▶ **ASSIGNMENT**:
A faithful copy of every entry, with the pictures removed, is what is needed here.

[Items from an interface collection]
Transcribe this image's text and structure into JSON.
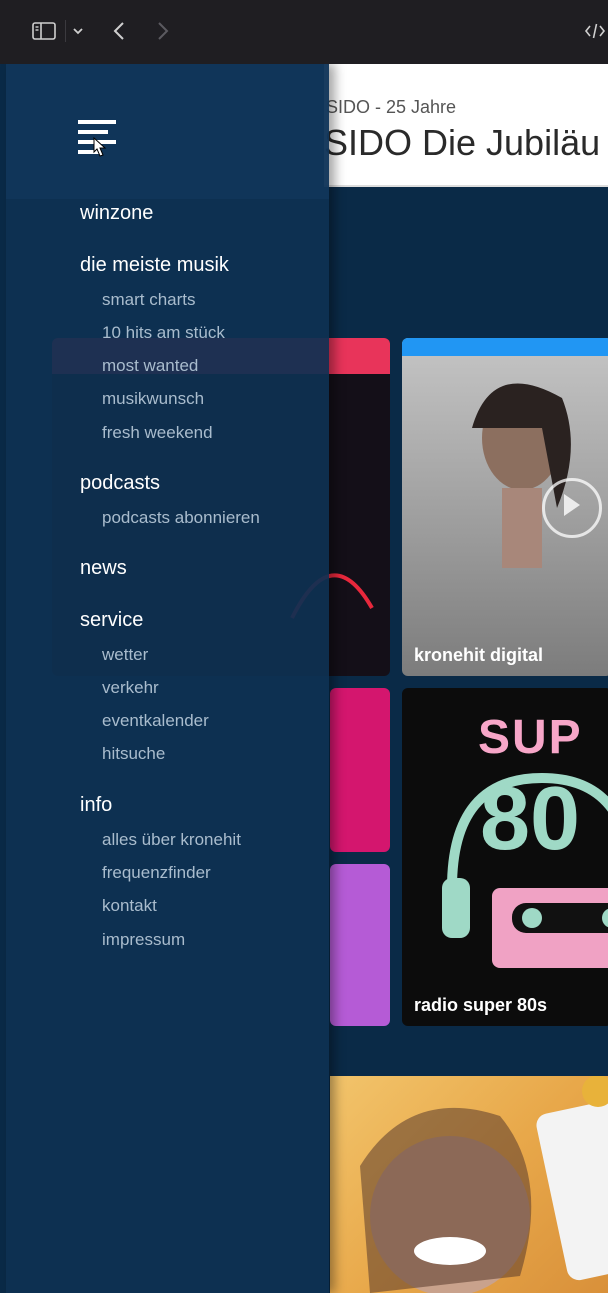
{
  "toolbar": {
    "sidebar_icon": "sidebar-icon",
    "chevron_icon": "chevron-down-icon",
    "back_icon": "chevron-left-icon",
    "forward_icon": "chevron-right-icon",
    "code_icon": "code-icon"
  },
  "header": {
    "subtitle": "SIDO - 25 Jahre",
    "title": "SIDO Die Jubiläu"
  },
  "drawer": {
    "menu_icon": "menu-icon",
    "sections": {
      "winzone": "winzone",
      "musik": "die meiste musik",
      "podcasts": "podcasts",
      "news": "news",
      "service": "service",
      "info": "info"
    },
    "musik_items": [
      "smart charts",
      "10 hits am stück",
      "most wanted",
      "musikwunsch",
      "fresh weekend"
    ],
    "podcasts_items": [
      "podcasts abonnieren"
    ],
    "service_items": [
      "wetter",
      "verkehr",
      "eventkalender",
      "hitsuche"
    ],
    "info_items": [
      "alles über kronehit",
      "frequenzfinder",
      "kontakt",
      "impressum"
    ]
  },
  "tiles": {
    "demi_label": "kronehit digital",
    "super_label": "radio super 80s",
    "super_art": "SUP",
    "super_art_num": "80"
  },
  "colors": {
    "drawer_bg": "#0e3052",
    "page_bg": "#0a2a47",
    "accent_blue": "#2196f3"
  }
}
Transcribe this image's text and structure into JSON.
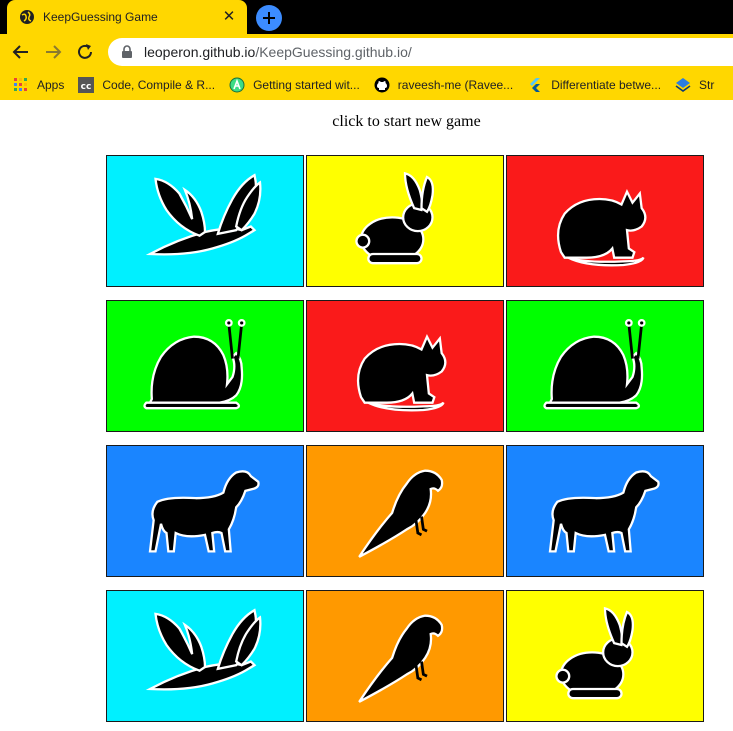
{
  "browser": {
    "tab_title": "KeepGuessing Game",
    "url_host": "leoperon.github.io",
    "url_path": "/KeepGuessing.github.io/",
    "bookmarks": [
      {
        "label": "Apps",
        "icon": "apps-grid-icon"
      },
      {
        "label": "Code, Compile & R...",
        "icon": "cc-icon"
      },
      {
        "label": "Getting started wit...",
        "icon": "android-studio-icon"
      },
      {
        "label": "raveesh-me (Ravee...",
        "icon": "github-icon"
      },
      {
        "label": "Differentiate betwe...",
        "icon": "flutter-icon"
      },
      {
        "label": "Str",
        "icon": "stack-icon"
      }
    ]
  },
  "game": {
    "caption": "click to start new game",
    "cards": [
      {
        "animal": "bird",
        "color": "#00f0ff"
      },
      {
        "animal": "rabbit",
        "color": "#ffff00"
      },
      {
        "animal": "cat",
        "color": "#fa1a1a"
      },
      {
        "animal": "snail",
        "color": "#00ff00"
      },
      {
        "animal": "cat",
        "color": "#fa1a1a"
      },
      {
        "animal": "snail",
        "color": "#00ff00"
      },
      {
        "animal": "dog",
        "color": "#1a85ff"
      },
      {
        "animal": "parrot",
        "color": "#ff9900"
      },
      {
        "animal": "dog",
        "color": "#1a85ff"
      },
      {
        "animal": "bird",
        "color": "#00f0ff"
      },
      {
        "animal": "parrot",
        "color": "#ff9900"
      },
      {
        "animal": "rabbit",
        "color": "#ffff00"
      }
    ]
  }
}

▶ **ANSWER BELOW**:
Transcribe this image's text and structure into JSON.
{
  "toolbar": {
    "sidebar_icon": "sidebar-icon",
    "chevron_icon": "chevron-down-icon",
    "back_icon": "chevron-left-icon",
    "forward_icon": "chevron-right-icon",
    "code_icon": "code-icon"
  },
  "header": {
    "subtitle": "SIDO - 25 Jahre",
    "title": "SIDO Die Jubiläu"
  },
  "drawer": {
    "menu_icon": "menu-icon",
    "sections": {
      "winzone": "winzone",
      "musik": "die meiste musik",
      "podcasts": "podcasts",
      "news": "news",
      "service": "service",
      "info": "info"
    },
    "musik_items": [
      "smart charts",
      "10 hits am stück",
      "most wanted",
      "musikwunsch",
      "fresh weekend"
    ],
    "podcasts_items": [
      "podcasts abonnieren"
    ],
    "service_items": [
      "wetter",
      "verkehr",
      "eventkalender",
      "hitsuche"
    ],
    "info_items": [
      "alles über kronehit",
      "frequenzfinder",
      "kontakt",
      "impressum"
    ]
  },
  "tiles": {
    "demi_label": "kronehit digital",
    "super_label": "radio super 80s",
    "super_art": "SUP",
    "super_art_num": "80"
  },
  "colors": {
    "drawer_bg": "#0e3052",
    "page_bg": "#0a2a47",
    "accent_blue": "#2196f3"
  }
}
Transcribe this image's text and structure into JSON.
{
  "browser": {
    "tab_title": "KeepGuessing Game",
    "url_host": "leoperon.github.io",
    "url_path": "/KeepGuessing.github.io/",
    "bookmarks": [
      {
        "label": "Apps",
        "icon": "apps-grid-icon"
      },
      {
        "label": "Code, Compile & R...",
        "icon": "cc-icon"
      },
      {
        "label": "Getting started wit...",
        "icon": "android-studio-icon"
      },
      {
        "label": "raveesh-me (Ravee...",
        "icon": "github-icon"
      },
      {
        "label": "Differentiate betwe...",
        "icon": "flutter-icon"
      },
      {
        "label": "Str",
        "icon": "stack-icon"
      }
    ]
  },
  "game": {
    "caption": "click to start new game",
    "cards": [
      {
        "animal": "bird",
        "color": "#00f0ff"
      },
      {
        "animal": "rabbit",
        "color": "#ffff00"
      },
      {
        "animal": "cat",
        "color": "#fa1a1a"
      },
      {
        "animal": "snail",
        "color": "#00ff00"
      },
      {
        "animal": "cat",
        "color": "#fa1a1a"
      },
      {
        "animal": "snail",
        "color": "#00ff00"
      },
      {
        "animal": "dog",
        "color": "#1a85ff"
      },
      {
        "animal": "parrot",
        "color": "#ff9900"
      },
      {
        "animal": "dog",
        "color": "#1a85ff"
      },
      {
        "animal": "bird",
        "color": "#00f0ff"
      },
      {
        "animal": "parrot",
        "color": "#ff9900"
      },
      {
        "animal": "rabbit",
        "color": "#ffff00"
      }
    ]
  }
}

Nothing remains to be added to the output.